App and web page records:
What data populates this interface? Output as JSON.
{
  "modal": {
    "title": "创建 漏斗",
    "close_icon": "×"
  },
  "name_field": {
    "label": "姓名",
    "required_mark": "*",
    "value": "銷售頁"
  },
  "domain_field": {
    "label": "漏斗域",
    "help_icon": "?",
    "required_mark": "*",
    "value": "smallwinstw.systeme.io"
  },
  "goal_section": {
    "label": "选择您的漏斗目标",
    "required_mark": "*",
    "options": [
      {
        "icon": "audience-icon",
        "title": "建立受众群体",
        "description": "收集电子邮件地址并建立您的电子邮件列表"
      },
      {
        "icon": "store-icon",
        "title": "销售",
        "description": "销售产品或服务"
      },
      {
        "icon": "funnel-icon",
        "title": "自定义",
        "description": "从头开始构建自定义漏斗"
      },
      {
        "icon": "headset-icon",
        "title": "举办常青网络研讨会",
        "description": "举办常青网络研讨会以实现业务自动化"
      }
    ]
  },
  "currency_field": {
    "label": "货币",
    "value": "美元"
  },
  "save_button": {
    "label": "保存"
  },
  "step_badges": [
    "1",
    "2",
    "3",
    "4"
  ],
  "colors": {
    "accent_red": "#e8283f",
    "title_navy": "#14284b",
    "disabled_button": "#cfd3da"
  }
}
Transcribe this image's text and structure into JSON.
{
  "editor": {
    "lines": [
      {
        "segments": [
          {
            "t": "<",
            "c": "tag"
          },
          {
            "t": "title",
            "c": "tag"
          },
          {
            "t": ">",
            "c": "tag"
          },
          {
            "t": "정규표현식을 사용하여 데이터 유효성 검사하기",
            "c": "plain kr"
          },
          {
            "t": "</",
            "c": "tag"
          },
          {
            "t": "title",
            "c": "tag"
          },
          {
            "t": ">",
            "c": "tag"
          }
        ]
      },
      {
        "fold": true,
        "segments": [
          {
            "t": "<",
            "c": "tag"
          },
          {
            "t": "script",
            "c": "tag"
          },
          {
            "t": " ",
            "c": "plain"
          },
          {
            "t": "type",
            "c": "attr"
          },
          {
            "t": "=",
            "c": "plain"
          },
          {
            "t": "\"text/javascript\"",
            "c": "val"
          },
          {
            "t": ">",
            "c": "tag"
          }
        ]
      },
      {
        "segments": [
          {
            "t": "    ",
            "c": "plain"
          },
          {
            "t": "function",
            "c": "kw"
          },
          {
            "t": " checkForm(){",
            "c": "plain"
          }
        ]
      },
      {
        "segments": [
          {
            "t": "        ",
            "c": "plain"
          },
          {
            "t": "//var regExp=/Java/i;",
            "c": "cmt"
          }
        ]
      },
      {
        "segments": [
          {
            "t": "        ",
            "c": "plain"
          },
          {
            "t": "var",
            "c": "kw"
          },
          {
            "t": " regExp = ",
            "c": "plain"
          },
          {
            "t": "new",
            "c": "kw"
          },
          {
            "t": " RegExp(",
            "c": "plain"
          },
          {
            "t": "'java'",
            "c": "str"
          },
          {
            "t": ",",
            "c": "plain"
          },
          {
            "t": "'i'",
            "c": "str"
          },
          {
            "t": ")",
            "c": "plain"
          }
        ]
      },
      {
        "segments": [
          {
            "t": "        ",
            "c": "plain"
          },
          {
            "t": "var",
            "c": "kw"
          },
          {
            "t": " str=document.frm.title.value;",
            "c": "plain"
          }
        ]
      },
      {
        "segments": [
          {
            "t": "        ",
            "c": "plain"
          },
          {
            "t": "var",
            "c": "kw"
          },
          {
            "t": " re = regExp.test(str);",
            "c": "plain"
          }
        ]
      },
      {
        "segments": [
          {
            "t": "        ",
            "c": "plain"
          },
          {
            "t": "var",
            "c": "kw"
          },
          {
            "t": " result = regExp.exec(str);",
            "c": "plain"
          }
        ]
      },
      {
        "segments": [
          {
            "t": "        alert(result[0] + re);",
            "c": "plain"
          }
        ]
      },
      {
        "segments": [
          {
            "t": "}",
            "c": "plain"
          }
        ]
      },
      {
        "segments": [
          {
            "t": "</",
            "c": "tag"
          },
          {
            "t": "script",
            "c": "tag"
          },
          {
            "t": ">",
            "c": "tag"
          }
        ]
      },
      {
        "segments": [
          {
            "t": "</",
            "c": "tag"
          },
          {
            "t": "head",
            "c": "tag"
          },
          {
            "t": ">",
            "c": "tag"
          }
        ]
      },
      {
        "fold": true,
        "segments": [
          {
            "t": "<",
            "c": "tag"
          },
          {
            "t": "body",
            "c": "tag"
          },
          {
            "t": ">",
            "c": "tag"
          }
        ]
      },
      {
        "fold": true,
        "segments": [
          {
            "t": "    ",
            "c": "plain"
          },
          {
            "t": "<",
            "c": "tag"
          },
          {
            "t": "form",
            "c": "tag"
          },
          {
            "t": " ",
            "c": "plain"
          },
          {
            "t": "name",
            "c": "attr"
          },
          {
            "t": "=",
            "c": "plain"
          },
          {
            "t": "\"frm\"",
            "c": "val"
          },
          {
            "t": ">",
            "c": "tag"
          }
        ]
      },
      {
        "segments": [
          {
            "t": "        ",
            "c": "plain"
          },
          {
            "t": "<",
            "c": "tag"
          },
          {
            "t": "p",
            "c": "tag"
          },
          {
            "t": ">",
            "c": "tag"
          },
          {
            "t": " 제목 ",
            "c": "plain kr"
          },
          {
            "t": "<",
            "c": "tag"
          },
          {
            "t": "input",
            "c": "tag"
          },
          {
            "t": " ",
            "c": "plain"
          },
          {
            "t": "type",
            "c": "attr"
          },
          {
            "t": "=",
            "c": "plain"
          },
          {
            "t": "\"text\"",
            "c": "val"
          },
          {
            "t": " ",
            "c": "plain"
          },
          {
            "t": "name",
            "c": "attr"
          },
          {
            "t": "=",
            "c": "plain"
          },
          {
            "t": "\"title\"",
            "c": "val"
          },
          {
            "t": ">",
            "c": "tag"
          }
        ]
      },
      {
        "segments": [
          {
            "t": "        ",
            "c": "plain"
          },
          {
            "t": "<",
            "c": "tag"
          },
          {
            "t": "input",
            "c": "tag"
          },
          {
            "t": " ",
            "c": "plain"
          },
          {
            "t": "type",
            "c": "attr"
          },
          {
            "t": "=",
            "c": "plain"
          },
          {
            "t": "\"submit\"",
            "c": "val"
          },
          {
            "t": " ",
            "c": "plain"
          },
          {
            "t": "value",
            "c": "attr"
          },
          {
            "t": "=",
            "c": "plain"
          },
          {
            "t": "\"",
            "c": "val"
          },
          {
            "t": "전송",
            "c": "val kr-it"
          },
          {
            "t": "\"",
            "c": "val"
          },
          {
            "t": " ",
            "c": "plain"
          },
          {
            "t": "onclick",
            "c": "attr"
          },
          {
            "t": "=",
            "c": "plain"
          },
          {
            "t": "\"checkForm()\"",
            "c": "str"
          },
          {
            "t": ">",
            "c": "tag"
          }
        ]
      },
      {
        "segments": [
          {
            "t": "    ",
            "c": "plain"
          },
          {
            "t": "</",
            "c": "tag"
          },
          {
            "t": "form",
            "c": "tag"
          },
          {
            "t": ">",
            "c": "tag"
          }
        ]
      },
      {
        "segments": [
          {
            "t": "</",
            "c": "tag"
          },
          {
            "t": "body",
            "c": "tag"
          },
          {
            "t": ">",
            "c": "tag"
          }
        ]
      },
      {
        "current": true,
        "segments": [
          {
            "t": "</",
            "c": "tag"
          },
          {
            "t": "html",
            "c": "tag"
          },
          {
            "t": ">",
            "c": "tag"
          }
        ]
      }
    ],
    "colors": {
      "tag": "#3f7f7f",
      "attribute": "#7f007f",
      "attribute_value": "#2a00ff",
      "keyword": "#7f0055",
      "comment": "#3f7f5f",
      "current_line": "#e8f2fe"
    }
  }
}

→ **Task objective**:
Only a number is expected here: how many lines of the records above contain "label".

→ **Expected answer**:
5